Sun City West Independent - 7/2/2018
Leaving a Sun City Home Owners Association CC&R Committee meeting last week, a woman walked by me and as she passed said to me, "Thank you for your
She, no doubt, made the connection because I was wearing my USS Wyoming cap, one of two ship caps I own. I also own a cap for each branch of the U.S. armed forces and a couple of military-themed T-shirts. Each, at times, draws a similar reaction from people.
In the interest of full disclosure, I never served in the U.S. military - but not from lack of trying.
In the months before my high school graduation
"a few years ago," I was looking into enlisting in the Navy. My goal was to serve on a battleship, as those vessels were back in service at that time.
However, when the recruiter saw the part of my medical history that detailed that I was born with a hole in my heart (which healed itself within about two weeks), he decided I would not make it through basic training. Never mind the fact I was a four-year football player and dabbled in basketball and track, and walked to and from school daily.
Ten years later when trying to find better employment, I tried to enlist again. The recruiter than said because of my age - the ripe old age of 28 - he doubted I would be willing to start as a seaman recruit and work my way up the ranks. I challenged him, "Give me a shot." I never got a return call.
But with my chances to serve pretty much gone, I remained grateful to those who did, and continue to do so. My respect for the military veterans is deeply rooted in family. I had three great uncles who went ashore at Normandy, my father was in the Navy, my brother, Steve, served in the Army and my nephew, Jason, was in the Army and saw combat in Operation Desert Storm. However, it goes deeper than that.
I believe strongly in the phrase, in its various forms, that it is the military veterans who pay the price for the freedom we all enjoy. So whenever I recognize someone as a veteran, whether it be because they are in uniform or they mention their service, I try to do what that woman at the SCHOA meeting did to me - thank them for their service and shake their hand.

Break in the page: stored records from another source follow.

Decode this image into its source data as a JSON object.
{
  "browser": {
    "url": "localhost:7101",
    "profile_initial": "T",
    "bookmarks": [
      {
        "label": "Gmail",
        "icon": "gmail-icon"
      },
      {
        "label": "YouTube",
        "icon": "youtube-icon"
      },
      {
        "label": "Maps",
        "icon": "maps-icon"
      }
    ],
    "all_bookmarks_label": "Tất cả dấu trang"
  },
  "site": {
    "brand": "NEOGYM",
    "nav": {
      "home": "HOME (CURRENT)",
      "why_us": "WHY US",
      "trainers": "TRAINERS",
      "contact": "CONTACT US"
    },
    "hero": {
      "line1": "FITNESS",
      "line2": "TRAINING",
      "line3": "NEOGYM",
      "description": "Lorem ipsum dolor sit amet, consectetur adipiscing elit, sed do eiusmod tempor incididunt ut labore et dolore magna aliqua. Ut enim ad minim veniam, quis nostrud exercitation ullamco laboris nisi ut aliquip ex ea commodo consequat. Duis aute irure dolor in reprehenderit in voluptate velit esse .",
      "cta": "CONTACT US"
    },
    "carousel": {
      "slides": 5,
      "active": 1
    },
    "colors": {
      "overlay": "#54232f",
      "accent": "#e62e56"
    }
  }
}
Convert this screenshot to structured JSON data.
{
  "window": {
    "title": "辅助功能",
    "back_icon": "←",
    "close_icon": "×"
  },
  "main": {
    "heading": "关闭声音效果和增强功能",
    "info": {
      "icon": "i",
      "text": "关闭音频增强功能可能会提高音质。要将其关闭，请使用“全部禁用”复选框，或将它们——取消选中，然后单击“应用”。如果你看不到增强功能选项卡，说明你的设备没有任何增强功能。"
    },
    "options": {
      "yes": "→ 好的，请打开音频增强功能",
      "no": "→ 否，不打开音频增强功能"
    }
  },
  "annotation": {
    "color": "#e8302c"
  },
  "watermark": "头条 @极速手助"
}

As we celebrate our country's anniversary, please join me in shaking the hands and thanking all the veterans you can. Remember, too, that gratitude for those who served or are serving does not have to be, nor shouldn't be, reserved for only select days of the year. They deserve our thanks every single day.
Rusty Bradshaw can be reached at 623-445-2725 or email@example.com.